The dialogue remains equally preposterous. Michael was always a character who liked to talk in riddles. And the ensuing years haven’t made him any less enigmatic. “Just like the butterfly’s wings, this piece of gum is going to start a sequence of events that will finish on the other side of the world,” he melodramatically tells his new prison sidekick, Whip (Augustus Prew). Okay, Michael, that doesn’t even make sense. Please hold while I pause for a massive eye role. With the cheesy sets, corny dialogue and unnecessary slow-motion effects, Prison Break pulls off the trick of being so bad it’s almost good TV.
But there are some highlights. Knepper’s role as the nefarious, one-handed T-Bag was a breakout one for the actor. As good as he’s been since in projects as varied as Heroes and Mob City, Knepper has never quite replicated his inspired Prison Break performance.
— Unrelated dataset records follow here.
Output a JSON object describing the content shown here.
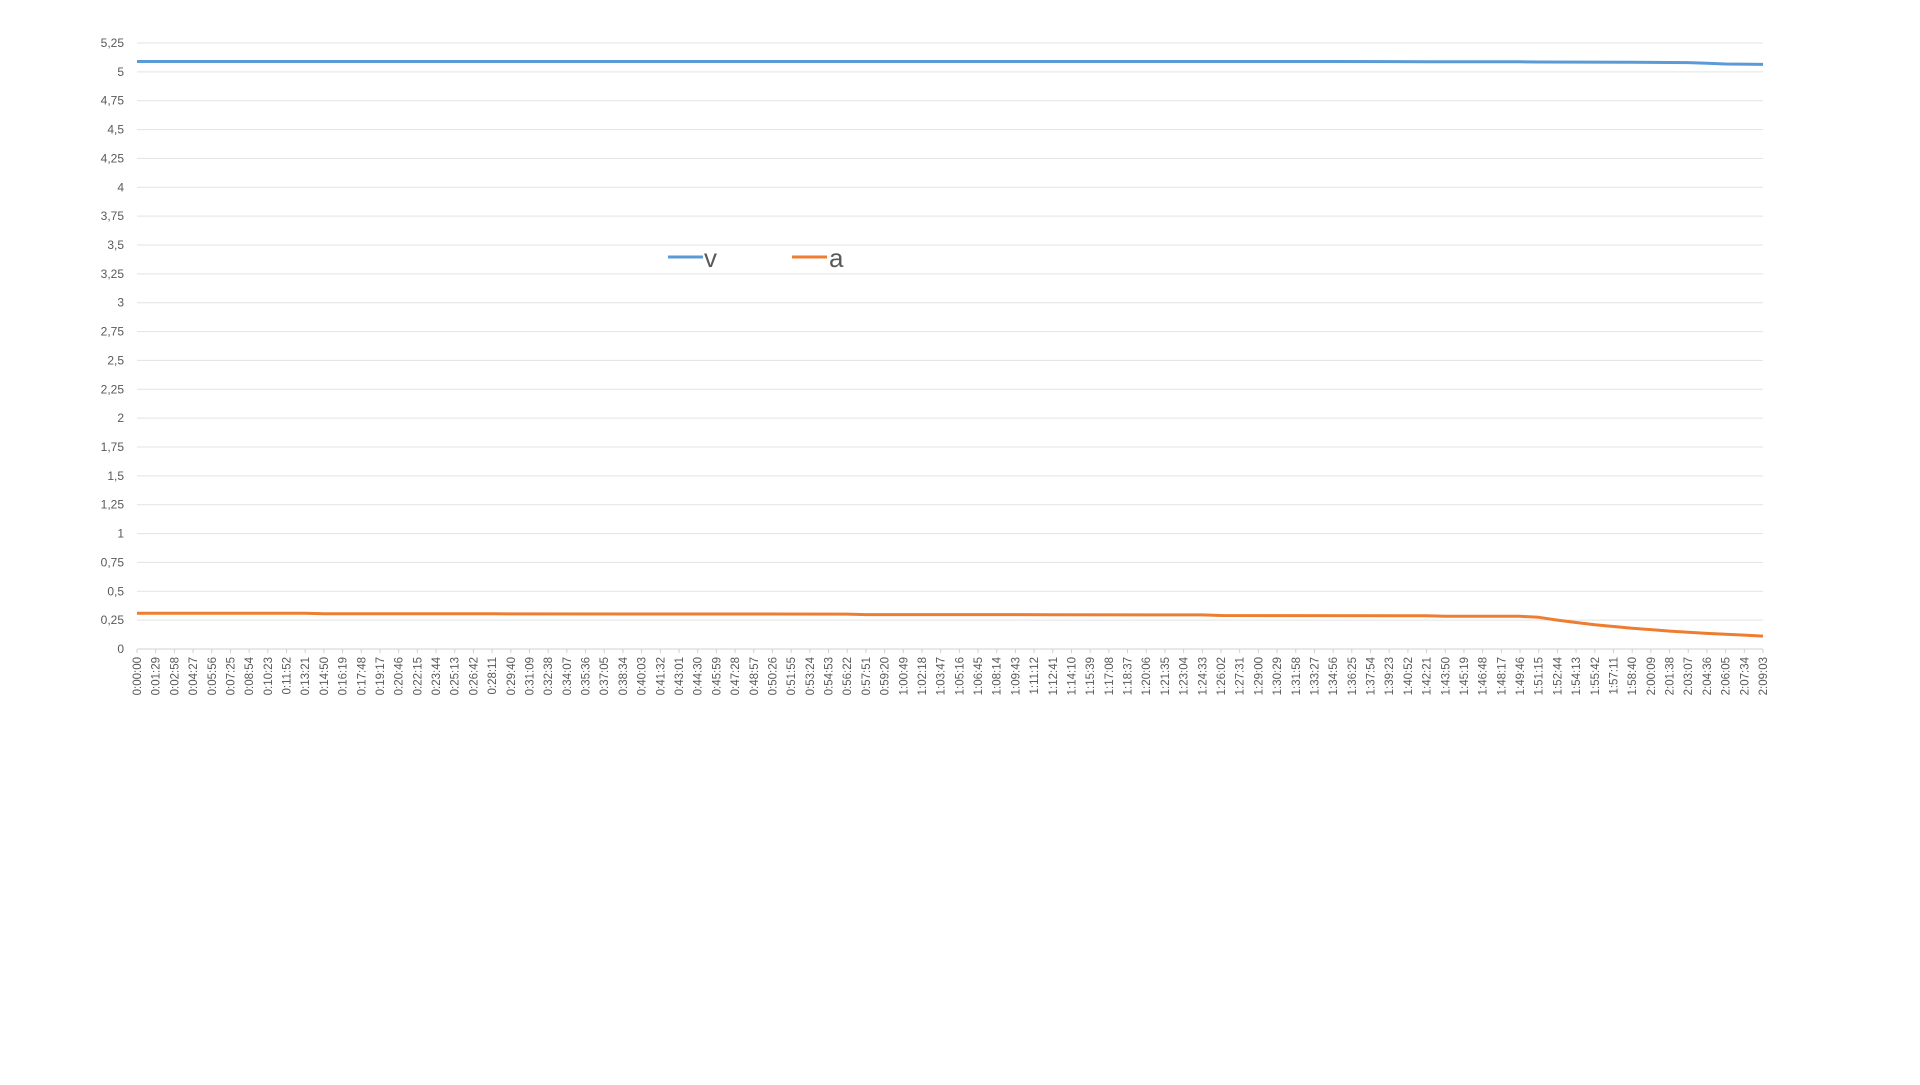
{
  "chart_data": {
    "type": "line",
    "title": "",
    "xlabel": "",
    "ylabel": "",
    "ylim": [
      0,
      5.25
    ],
    "grid": true,
    "legend_position": "upper-middle",
    "y_ticks": [
      "0",
      "0,25",
      "0,5",
      "0,75",
      "1",
      "1,25",
      "1,5",
      "1,75",
      "2",
      "2,25",
      "2,5",
      "2,75",
      "3",
      "3,25",
      "3,5",
      "3,75",
      "4",
      "4,25",
      "4,5",
      "4,75",
      "5",
      "5,25"
    ],
    "x_ticks": [
      "0:00:00",
      "0:01:29",
      "0:02:58",
      "0:04:27",
      "0:05:56",
      "0:07:25",
      "0:08:54",
      "0:10:23",
      "0:11:52",
      "0:13:21",
      "0:14:50",
      "0:16:19",
      "0:17:48",
      "0:19:17",
      "0:20:46",
      "0:22:15",
      "0:23:44",
      "0:25:13",
      "0:26:42",
      "0:28:11",
      "0:29:40",
      "0:31:09",
      "0:32:38",
      "0:34:07",
      "0:35:36",
      "0:37:05",
      "0:38:34",
      "0:40:03",
      "0:41:32",
      "0:43:01",
      "0:44:30",
      "0:45:59",
      "0:47:28",
      "0:48:57",
      "0:50:26",
      "0:51:55",
      "0:53:24",
      "0:54:53",
      "0:56:22",
      "0:57:51",
      "0:59:20",
      "1:00:49",
      "1:02:18",
      "1:03:47",
      "1:05:16",
      "1:06:45",
      "1:08:14",
      "1:09:43",
      "1:11:12",
      "1:12:41",
      "1:14:10",
      "1:15:39",
      "1:17:08",
      "1:18:37",
      "1:20:06",
      "1:21:35",
      "1:23:04",
      "1:24:33",
      "1:26:02",
      "1:27:31",
      "1:29:00",
      "1:30:29",
      "1:31:58",
      "1:33:27",
      "1:34:56",
      "1:36:25",
      "1:37:54",
      "1:39:23",
      "1:40:52",
      "1:42:21",
      "1:43:50",
      "1:45:19",
      "1:46:48",
      "1:48:17",
      "1:49:46",
      "1:51:15",
      "1:52:44",
      "1:54:13",
      "1:55:42",
      "1:57:11",
      "1:58:40",
      "2:00:09",
      "2:01:38",
      "2:03:07",
      "2:04:36",
      "2:06:05",
      "2:07:34",
      "2:09:03"
    ],
    "series": [
      {
        "name": "v",
        "color": "#5b9bd5",
        "points": [
          [
            "0:00:00",
            5.09
          ],
          [
            "0:13:21",
            5.09
          ],
          [
            "0:28:11",
            5.09
          ],
          [
            "0:43:01",
            5.09
          ],
          [
            "0:57:51",
            5.09
          ],
          [
            "1:12:41",
            5.09
          ],
          [
            "1:27:31",
            5.09
          ],
          [
            "1:34:56",
            5.09
          ],
          [
            "1:42:21",
            5.088
          ],
          [
            "1:49:46",
            5.087
          ],
          [
            "1:51:15",
            5.085
          ],
          [
            "1:58:40",
            5.083
          ],
          [
            "2:03:07",
            5.08
          ],
          [
            "2:04:36",
            5.075
          ],
          [
            "2:06:05",
            5.068
          ],
          [
            "2:09:03",
            5.065
          ]
        ]
      },
      {
        "name": "a",
        "color": "#ed7d31",
        "points": [
          [
            "0:00:00",
            0.31
          ],
          [
            "0:13:21",
            0.31
          ],
          [
            "0:14:50",
            0.305
          ],
          [
            "0:28:11",
            0.305
          ],
          [
            "0:43:01",
            0.303
          ],
          [
            "0:56:22",
            0.302
          ],
          [
            "0:57:51",
            0.298
          ],
          [
            "1:12:41",
            0.297
          ],
          [
            "1:24:33",
            0.295
          ],
          [
            "1:26:02",
            0.29
          ],
          [
            "1:42:21",
            0.288
          ],
          [
            "1:43:50",
            0.284
          ],
          [
            "1:49:46",
            0.283
          ],
          [
            "1:51:15",
            0.275
          ],
          [
            "1:52:44",
            0.25
          ],
          [
            "1:54:13",
            0.23
          ],
          [
            "1:55:42",
            0.21
          ],
          [
            "1:57:11",
            0.195
          ],
          [
            "1:58:40",
            0.18
          ],
          [
            "2:00:09",
            0.168
          ],
          [
            "2:01:38",
            0.155
          ],
          [
            "2:03:07",
            0.145
          ],
          [
            "2:04:36",
            0.135
          ],
          [
            "2:06:05",
            0.127
          ],
          [
            "2:07:34",
            0.12
          ],
          [
            "2:09:03",
            0.112
          ]
        ]
      }
    ]
  }
}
It’s great to watch T-Bag be T-Bag again. “Of all the things that mystify me since I’ve been released, it’s that kale is the rage,” he tells FBI Agent Paul Kellerman (Paul Adelstein, another actor great to have back in his breakout role) in his singsong Southern accent. “Kale.”
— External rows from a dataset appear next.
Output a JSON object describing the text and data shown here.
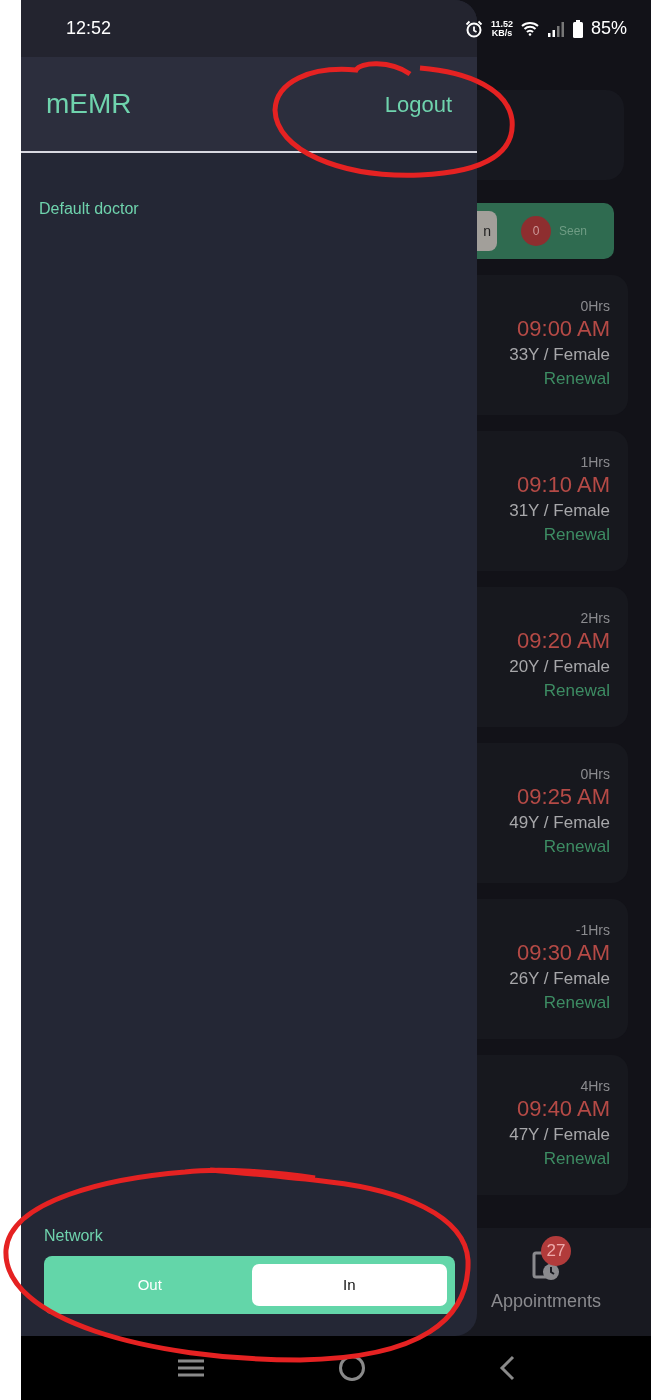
{
  "status_bar": {
    "time": "12:52",
    "net_speed_value": "11.52",
    "net_speed_unit": "KB/s",
    "battery": "85%"
  },
  "drawer": {
    "title": "mEMR",
    "logout": "Logout",
    "user": "Default doctor",
    "network": {
      "label": "Network",
      "options": [
        {
          "label": "Out",
          "selected": false
        },
        {
          "label": "In",
          "selected": true
        }
      ]
    }
  },
  "filters": [
    {
      "kind": "button",
      "label": "n"
    },
    {
      "kind": "counter",
      "count": "0",
      "label": "Seen"
    }
  ],
  "appointments": [
    {
      "hours": "0Hrs",
      "time": "09:00 AM",
      "patient": "33Y / Female",
      "visit": "Renewal"
    },
    {
      "hours": "1Hrs",
      "time": "09:10 AM",
      "patient": "31Y / Female",
      "visit": "Renewal"
    },
    {
      "hours": "2Hrs",
      "time": "09:20 AM",
      "patient": "20Y / Female",
      "visit": "Renewal"
    },
    {
      "hours": "0Hrs",
      "time": "09:25 AM",
      "patient": "49Y / Female",
      "visit": "Renewal"
    },
    {
      "hours": "-1Hrs",
      "time": "09:30 AM",
      "patient": "26Y / Female",
      "visit": "Renewal"
    },
    {
      "hours": "4Hrs",
      "time": "09:40 AM",
      "patient": "47Y / Female",
      "visit": "Renewal"
    }
  ],
  "bottom_nav": {
    "label": "Appointments",
    "badge": "27"
  }
}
Sara soon learns that Michael, who sports brand-new tattoos, is now going by the name of known terrorist Kaniel Otis. “Whatever name you want to call him, Michael is a murderer, Sara,” Kellerman tells her. Why would Michael fake his death and abandon his family? Her economist husband enlightens her about game theory, in which everyone is a contingency. “It becomes about winning rather than if the game should be won at all,” he tells her.
The characters all make moves that defy logic. Sara sends her son to school after an unknown intruder has invaded her house and tried to kill them. T-Bag suddenly gets a Six Million Dollar Man-inspired robotic hand in a surgery that appears to take zero recovery time. Lincoln finds time for a possible romance, because what’s more romantic than being stranded in a war-torn country?
But I’ll say this, at the end of four episodes available for review, as cheesy and as flawed as the series is, I still want to know how it all ends. As Fox skipped over the middle seasons in introducing the revival, I may just tune in for the ninth and final episode.
Prison Break joins The X-Files, Gilmore Girls and the upcoming Twin Peaks as the nostalgic revivals trying to recapture the glory days. But there’s a reason the phrase “You can’t go home again” amounts to a cliché. You really can’t. Especially when home is a prison.
Prison Break premieres Tuesday, April 4 at 9 p.m. on Fox.
Amy Amatangelo, the TV Gal®, is a Boston-based freelance writer, a member of the Television Critics Association and the Assistant TV Editor for Paste. She wasn’t allowed to watch much TV as a child and now her parents have to live with this as her career. You can follow her on Twitter (@AmyTVGal) or her blog .